What is expected:
Line by line, restate the material word for word, omitting any image.

[[ Data records, beginning ]]

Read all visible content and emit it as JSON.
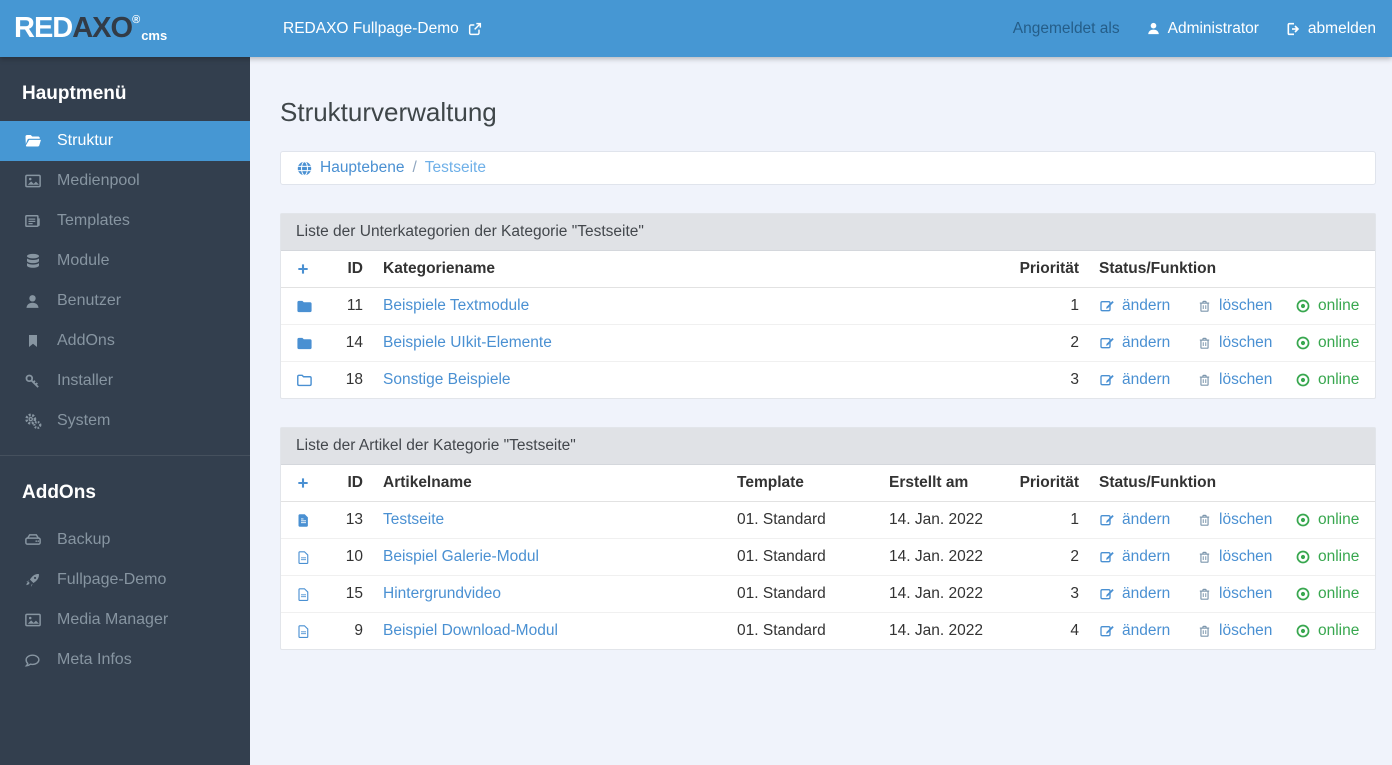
{
  "topbar": {
    "logo": {
      "red": "RED",
      "axo": "AXO",
      "reg": "®",
      "cms": "cms"
    },
    "site_link": "REDAXO Fullpage-Demo",
    "logged_in_as": "Angemeldet als",
    "user": "Administrator",
    "logout": "abmelden"
  },
  "sidebar": {
    "main_title": "Hauptmenü",
    "main_items": [
      {
        "label": "Struktur",
        "icon": "folder-open-icon",
        "active": true
      },
      {
        "label": "Medienpool",
        "icon": "image-icon",
        "active": false
      },
      {
        "label": "Templates",
        "icon": "newspaper-icon",
        "active": false
      },
      {
        "label": "Module",
        "icon": "database-icon",
        "active": false
      },
      {
        "label": "Benutzer",
        "icon": "user-icon",
        "active": false
      },
      {
        "label": "AddOns",
        "icon": "bookmark-icon",
        "active": false
      },
      {
        "label": "Installer",
        "icon": "key-icon",
        "active": false
      },
      {
        "label": "System",
        "icon": "cogs-icon",
        "active": false
      }
    ],
    "addons_title": "AddOns",
    "addon_items": [
      {
        "label": "Backup",
        "icon": "hdd-icon"
      },
      {
        "label": "Fullpage-Demo",
        "icon": "rocket-icon"
      },
      {
        "label": "Media Manager",
        "icon": "image-icon"
      },
      {
        "label": "Meta Infos",
        "icon": "comment-icon"
      }
    ]
  },
  "main": {
    "page_title": "Strukturverwaltung",
    "breadcrumb": {
      "root": "Hauptebene",
      "separator": "/",
      "current": "Testseite"
    },
    "actions": {
      "edit": "ändern",
      "delete": "löschen",
      "online": "online"
    },
    "categories_panel": {
      "title": "Liste der Unterkategorien der Kategorie \"Testseite\"",
      "headers": {
        "id": "ID",
        "name": "Kategoriename",
        "priority": "Priorität",
        "status": "Status/Funktion"
      },
      "rows": [
        {
          "icon": "folder-solid-icon",
          "id": "11",
          "name": "Beispiele Textmodule",
          "priority": "1"
        },
        {
          "icon": "folder-solid-icon",
          "id": "14",
          "name": "Beispiele UIkit-Elemente",
          "priority": "2"
        },
        {
          "icon": "folder-outline-icon",
          "id": "18",
          "name": "Sonstige Beispiele",
          "priority": "3"
        }
      ]
    },
    "articles_panel": {
      "title": "Liste der Artikel der Kategorie \"Testseite\"",
      "headers": {
        "id": "ID",
        "name": "Artikelname",
        "template": "Template",
        "created": "Erstellt am",
        "priority": "Priorität",
        "status": "Status/Funktion"
      },
      "rows": [
        {
          "icon": "file-solid-icon",
          "id": "13",
          "name": "Testseite",
          "template": "01. Standard",
          "created": "14. Jan. 2022",
          "priority": "1"
        },
        {
          "icon": "file-outline-icon",
          "id": "10",
          "name": "Beispiel Galerie-Modul",
          "template": "01. Standard",
          "created": "14. Jan. 2022",
          "priority": "2"
        },
        {
          "icon": "file-outline-icon",
          "id": "15",
          "name": "Hintergrundvideo",
          "template": "01. Standard",
          "created": "14. Jan. 2022",
          "priority": "3"
        },
        {
          "icon": "file-outline-icon",
          "id": "9",
          "name": "Beispiel Download-Modul",
          "template": "01. Standard",
          "created": "14. Jan. 2022",
          "priority": "4"
        }
      ]
    }
  },
  "colors": {
    "topbar_blue": "#4697d3",
    "sidebar_bg": "#333f4e",
    "sidebar_text": "#8795a1",
    "link_blue": "#4a90d2",
    "link_light_blue": "#6fb0e8",
    "online_green": "#38a74f",
    "panel_heading_bg": "#e0e2e6",
    "page_bg": "#f0f3fb",
    "logo_dark": "#323b46"
  }
}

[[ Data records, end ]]

Response box:
Read all visible content and emit it as JSON.
{
  "topbar": {
    "logo": {
      "red": "RED",
      "axo": "AXO",
      "reg": "®",
      "cms": "cms"
    },
    "site_link": "REDAXO Fullpage-Demo",
    "logged_in_as": "Angemeldet als",
    "user": "Administrator",
    "logout": "abmelden"
  },
  "sidebar": {
    "main_title": "Hauptmenü",
    "main_items": [
      {
        "label": "Struktur",
        "icon": "folder-open-icon",
        "active": true
      },
      {
        "label": "Medienpool",
        "icon": "image-icon",
        "active": false
      },
      {
        "label": "Templates",
        "icon": "newspaper-icon",
        "active": false
      },
      {
        "label": "Module",
        "icon": "database-icon",
        "active": false
      },
      {
        "label": "Benutzer",
        "icon": "user-icon",
        "active": false
      },
      {
        "label": "AddOns",
        "icon": "bookmark-icon",
        "active": false
      },
      {
        "label": "Installer",
        "icon": "key-icon",
        "active": false
      },
      {
        "label": "System",
        "icon": "cogs-icon",
        "active": false
      }
    ],
    "addons_title": "AddOns",
    "addon_items": [
      {
        "label": "Backup",
        "icon": "hdd-icon"
      },
      {
        "label": "Fullpage-Demo",
        "icon": "rocket-icon"
      },
      {
        "label": "Media Manager",
        "icon": "image-icon"
      },
      {
        "label": "Meta Infos",
        "icon": "comment-icon"
      }
    ]
  },
  "main": {
    "page_title": "Strukturverwaltung",
    "breadcrumb": {
      "root": "Hauptebene",
      "separator": "/",
      "current": "Testseite"
    },
    "actions": {
      "edit": "ändern",
      "delete": "löschen",
      "online": "online"
    },
    "categories_panel": {
      "title": "Liste der Unterkategorien der Kategorie \"Testseite\"",
      "headers": {
        "id": "ID",
        "name": "Kategoriename",
        "priority": "Priorität",
        "status": "Status/Funktion"
      },
      "rows": [
        {
          "icon": "folder-solid-icon",
          "id": "11",
          "name": "Beispiele Textmodule",
          "priority": "1"
        },
        {
          "icon": "folder-solid-icon",
          "id": "14",
          "name": "Beispiele UIkit-Elemente",
          "priority": "2"
        },
        {
          "icon": "folder-outline-icon",
          "id": "18",
          "name": "Sonstige Beispiele",
          "priority": "3"
        }
      ]
    },
    "articles_panel": {
      "title": "Liste der Artikel der Kategorie \"Testseite\"",
      "headers": {
        "id": "ID",
        "name": "Artikelname",
        "template": "Template",
        "created": "Erstellt am",
        "priority": "Priorität",
        "status": "Status/Funktion"
      },
      "rows": [
        {
          "icon": "file-solid-icon",
          "id": "13",
          "name": "Testseite",
          "template": "01. Standard",
          "created": "14. Jan. 2022",
          "priority": "1"
        },
        {
          "icon": "file-outline-icon",
          "id": "10",
          "name": "Beispiel Galerie-Modul",
          "template": "01. Standard",
          "created": "14. Jan. 2022",
          "priority": "2"
        },
        {
          "icon": "file-outline-icon",
          "id": "15",
          "name": "Hintergrundvideo",
          "template": "01. Standard",
          "created": "14. Jan. 2022",
          "priority": "3"
        },
        {
          "icon": "file-outline-icon",
          "id": "9",
          "name": "Beispiel Download-Modul",
          "template": "01. Standard",
          "created": "14. Jan. 2022",
          "priority": "4"
        }
      ]
    }
  },
  "colors": {
    "topbar_blue": "#4697d3",
    "sidebar_bg": "#333f4e",
    "sidebar_text": "#8795a1",
    "link_blue": "#4a90d2",
    "link_light_blue": "#6fb0e8",
    "online_green": "#38a74f",
    "panel_heading_bg": "#e0e2e6",
    "page_bg": "#f0f3fb",
    "logo_dark": "#323b46"
  }
}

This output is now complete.